(Exercise materials begins)

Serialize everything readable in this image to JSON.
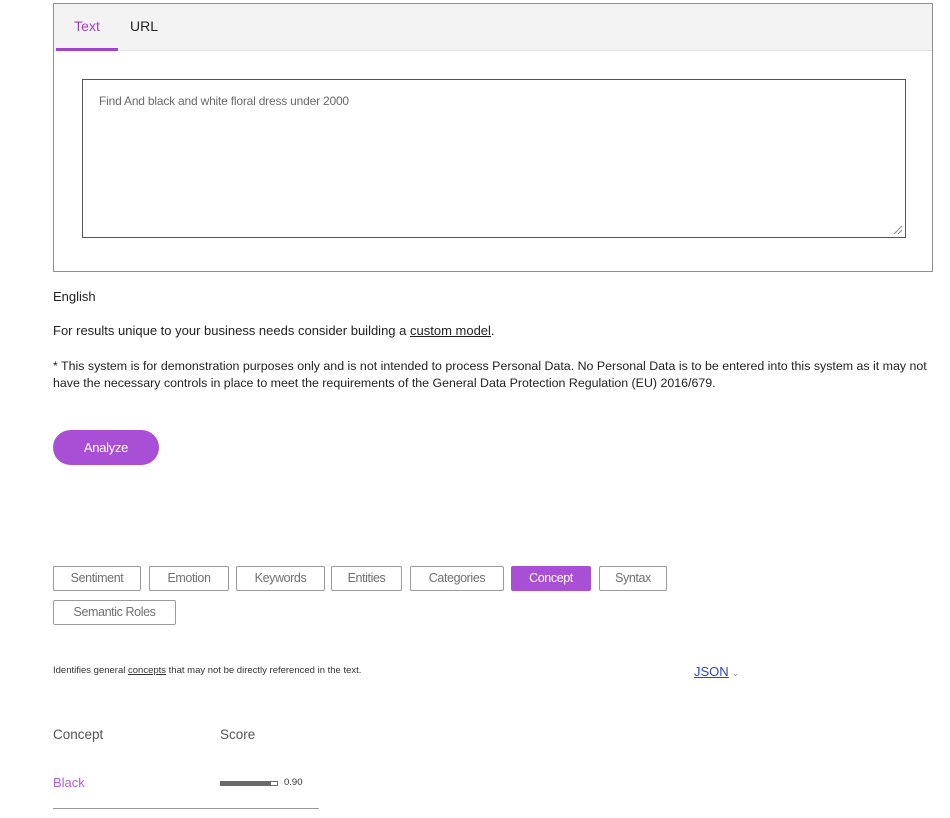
{
  "input_tabs": [
    {
      "label": "Text",
      "active": true
    },
    {
      "label": "URL",
      "active": false
    }
  ],
  "textarea": {
    "value": "Find And black and white floral dress under 2000"
  },
  "language": "English",
  "custom_note": {
    "prefix": "For results unique to your business needs consider building a ",
    "link": "custom model",
    "suffix": "."
  },
  "disclaimer": "* This system is for demonstration purposes only and is not intended to process Personal Data. No Personal Data is to be entered into this system as it may not have the necessary controls in place to meet the requirements of the General Data Protection Regulation (EU) 2016/679.",
  "analyze_label": "Analyze",
  "feature_tabs": [
    {
      "label": "Sentiment",
      "active": false
    },
    {
      "label": "Emotion",
      "active": false
    },
    {
      "label": "Keywords",
      "active": false
    },
    {
      "label": "Entities",
      "active": false
    },
    {
      "label": "Categories",
      "active": false
    },
    {
      "label": "Concept",
      "active": true
    },
    {
      "label": "Syntax",
      "active": false
    },
    {
      "label": "Semantic Roles",
      "active": false
    }
  ],
  "description": {
    "prefix": "Identifies general ",
    "link": "concepts",
    "suffix": " that may not be directly referenced in the text."
  },
  "json_link": {
    "label": "JSON",
    "icon": "chevron-down-icon"
  },
  "results": {
    "headers": {
      "concept": "Concept",
      "score": "Score"
    },
    "rows": [
      {
        "concept": "Black",
        "score": 0.9,
        "score_label": "0.90"
      }
    ]
  },
  "colors": {
    "accent": "#a84fd6",
    "concept_text": "#b45ed8",
    "link_blue": "#2f3fc4"
  }
}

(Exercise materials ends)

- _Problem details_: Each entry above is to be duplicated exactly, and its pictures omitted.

- _Reply to the task_:
Serialize everything readable in this image to JSON.
{
  "input_tabs": [
    {
      "label": "Text",
      "active": true
    },
    {
      "label": "URL",
      "active": false
    }
  ],
  "textarea": {
    "value": "Find And black and white floral dress under 2000"
  },
  "language": "English",
  "custom_note": {
    "prefix": "For results unique to your business needs consider building a ",
    "link": "custom model",
    "suffix": "."
  },
  "disclaimer": "* This system is for demonstration purposes only and is not intended to process Personal Data. No Personal Data is to be entered into this system as it may not have the necessary controls in place to meet the requirements of the General Data Protection Regulation (EU) 2016/679.",
  "analyze_label": "Analyze",
  "feature_tabs": [
    {
      "label": "Sentiment",
      "active": false
    },
    {
      "label": "Emotion",
      "active": false
    },
    {
      "label": "Keywords",
      "active": false
    },
    {
      "label": "Entities",
      "active": false
    },
    {
      "label": "Categories",
      "active": false
    },
    {
      "label": "Concept",
      "active": true
    },
    {
      "label": "Syntax",
      "active": false
    },
    {
      "label": "Semantic Roles",
      "active": false
    }
  ],
  "description": {
    "prefix": "Identifies general ",
    "link": "concepts",
    "suffix": " that may not be directly referenced in the text."
  },
  "json_link": {
    "label": "JSON",
    "icon": "chevron-down-icon"
  },
  "results": {
    "headers": {
      "concept": "Concept",
      "score": "Score"
    },
    "rows": [
      {
        "concept": "Black",
        "score": 0.9,
        "score_label": "0.90"
      }
    ]
  },
  "colors": {
    "accent": "#a84fd6",
    "concept_text": "#b45ed8",
    "link_blue": "#2f3fc4"
  }
}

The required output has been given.